*** Opening of PROVIDED INFORMATION ***
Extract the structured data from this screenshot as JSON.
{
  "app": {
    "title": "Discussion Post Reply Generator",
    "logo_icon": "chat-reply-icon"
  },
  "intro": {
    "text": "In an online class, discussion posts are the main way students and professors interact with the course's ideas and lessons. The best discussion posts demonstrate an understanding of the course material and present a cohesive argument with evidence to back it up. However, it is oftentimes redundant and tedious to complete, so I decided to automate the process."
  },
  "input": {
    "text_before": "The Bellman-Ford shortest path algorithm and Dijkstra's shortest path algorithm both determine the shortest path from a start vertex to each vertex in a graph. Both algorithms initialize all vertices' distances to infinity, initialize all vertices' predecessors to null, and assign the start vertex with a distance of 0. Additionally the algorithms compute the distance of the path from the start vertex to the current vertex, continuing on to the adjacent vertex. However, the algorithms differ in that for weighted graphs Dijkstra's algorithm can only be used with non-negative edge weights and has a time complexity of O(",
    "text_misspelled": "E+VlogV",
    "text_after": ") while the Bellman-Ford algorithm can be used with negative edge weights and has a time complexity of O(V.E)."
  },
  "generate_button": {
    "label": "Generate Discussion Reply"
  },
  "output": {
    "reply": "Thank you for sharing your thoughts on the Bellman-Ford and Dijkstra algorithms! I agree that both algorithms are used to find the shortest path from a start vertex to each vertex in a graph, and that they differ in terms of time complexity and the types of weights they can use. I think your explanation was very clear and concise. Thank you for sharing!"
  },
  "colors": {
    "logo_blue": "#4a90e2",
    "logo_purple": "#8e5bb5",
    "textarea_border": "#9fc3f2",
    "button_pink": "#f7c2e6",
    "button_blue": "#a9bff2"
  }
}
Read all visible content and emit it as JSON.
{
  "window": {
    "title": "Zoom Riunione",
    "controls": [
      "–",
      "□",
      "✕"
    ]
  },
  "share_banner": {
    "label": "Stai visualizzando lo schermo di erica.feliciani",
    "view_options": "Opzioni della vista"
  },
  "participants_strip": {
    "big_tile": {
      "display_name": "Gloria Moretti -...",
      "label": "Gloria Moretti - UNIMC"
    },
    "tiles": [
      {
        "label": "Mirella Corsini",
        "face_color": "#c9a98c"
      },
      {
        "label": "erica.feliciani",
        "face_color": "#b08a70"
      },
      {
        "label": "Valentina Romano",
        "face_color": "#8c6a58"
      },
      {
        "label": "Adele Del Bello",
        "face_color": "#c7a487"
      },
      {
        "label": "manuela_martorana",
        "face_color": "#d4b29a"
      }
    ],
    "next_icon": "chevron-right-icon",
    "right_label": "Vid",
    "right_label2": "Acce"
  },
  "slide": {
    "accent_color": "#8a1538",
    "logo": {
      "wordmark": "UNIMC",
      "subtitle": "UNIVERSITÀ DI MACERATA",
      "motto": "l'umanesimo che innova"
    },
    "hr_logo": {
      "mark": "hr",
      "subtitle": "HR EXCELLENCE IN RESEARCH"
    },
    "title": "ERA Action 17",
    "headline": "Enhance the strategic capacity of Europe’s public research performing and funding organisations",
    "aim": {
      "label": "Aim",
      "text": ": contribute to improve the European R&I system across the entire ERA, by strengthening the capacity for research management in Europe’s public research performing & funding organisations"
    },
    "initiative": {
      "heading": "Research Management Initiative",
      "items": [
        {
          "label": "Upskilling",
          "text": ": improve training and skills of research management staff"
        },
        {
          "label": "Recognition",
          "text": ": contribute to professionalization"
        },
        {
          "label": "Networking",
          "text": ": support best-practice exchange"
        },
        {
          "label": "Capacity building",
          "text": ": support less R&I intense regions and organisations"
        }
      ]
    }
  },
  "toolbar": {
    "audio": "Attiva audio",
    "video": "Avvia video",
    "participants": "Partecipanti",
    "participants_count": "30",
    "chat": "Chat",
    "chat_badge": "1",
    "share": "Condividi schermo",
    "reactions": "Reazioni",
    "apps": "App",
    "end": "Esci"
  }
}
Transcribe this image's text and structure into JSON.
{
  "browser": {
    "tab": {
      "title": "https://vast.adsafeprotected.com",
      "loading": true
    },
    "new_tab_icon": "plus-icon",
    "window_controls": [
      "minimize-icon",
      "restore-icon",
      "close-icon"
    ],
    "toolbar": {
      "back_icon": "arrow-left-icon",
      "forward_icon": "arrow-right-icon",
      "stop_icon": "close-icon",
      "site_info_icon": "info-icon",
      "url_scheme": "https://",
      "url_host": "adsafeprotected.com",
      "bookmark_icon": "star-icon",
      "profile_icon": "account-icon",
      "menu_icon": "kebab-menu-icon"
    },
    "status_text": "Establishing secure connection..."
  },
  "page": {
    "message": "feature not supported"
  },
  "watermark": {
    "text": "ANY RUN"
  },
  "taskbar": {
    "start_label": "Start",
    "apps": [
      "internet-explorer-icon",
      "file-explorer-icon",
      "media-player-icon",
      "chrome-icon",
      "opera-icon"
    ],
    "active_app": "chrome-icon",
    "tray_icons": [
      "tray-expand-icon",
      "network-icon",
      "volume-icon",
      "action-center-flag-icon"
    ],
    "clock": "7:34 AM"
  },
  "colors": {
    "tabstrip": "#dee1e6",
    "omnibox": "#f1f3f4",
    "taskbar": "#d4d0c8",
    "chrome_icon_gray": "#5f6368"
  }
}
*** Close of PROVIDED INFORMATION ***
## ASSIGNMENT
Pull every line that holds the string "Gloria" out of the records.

## RESULT FOR THIS EXERCISE
      "display_name": "Gloria Moretti -...",
      "label": "Gloria Moretti - UNIMC"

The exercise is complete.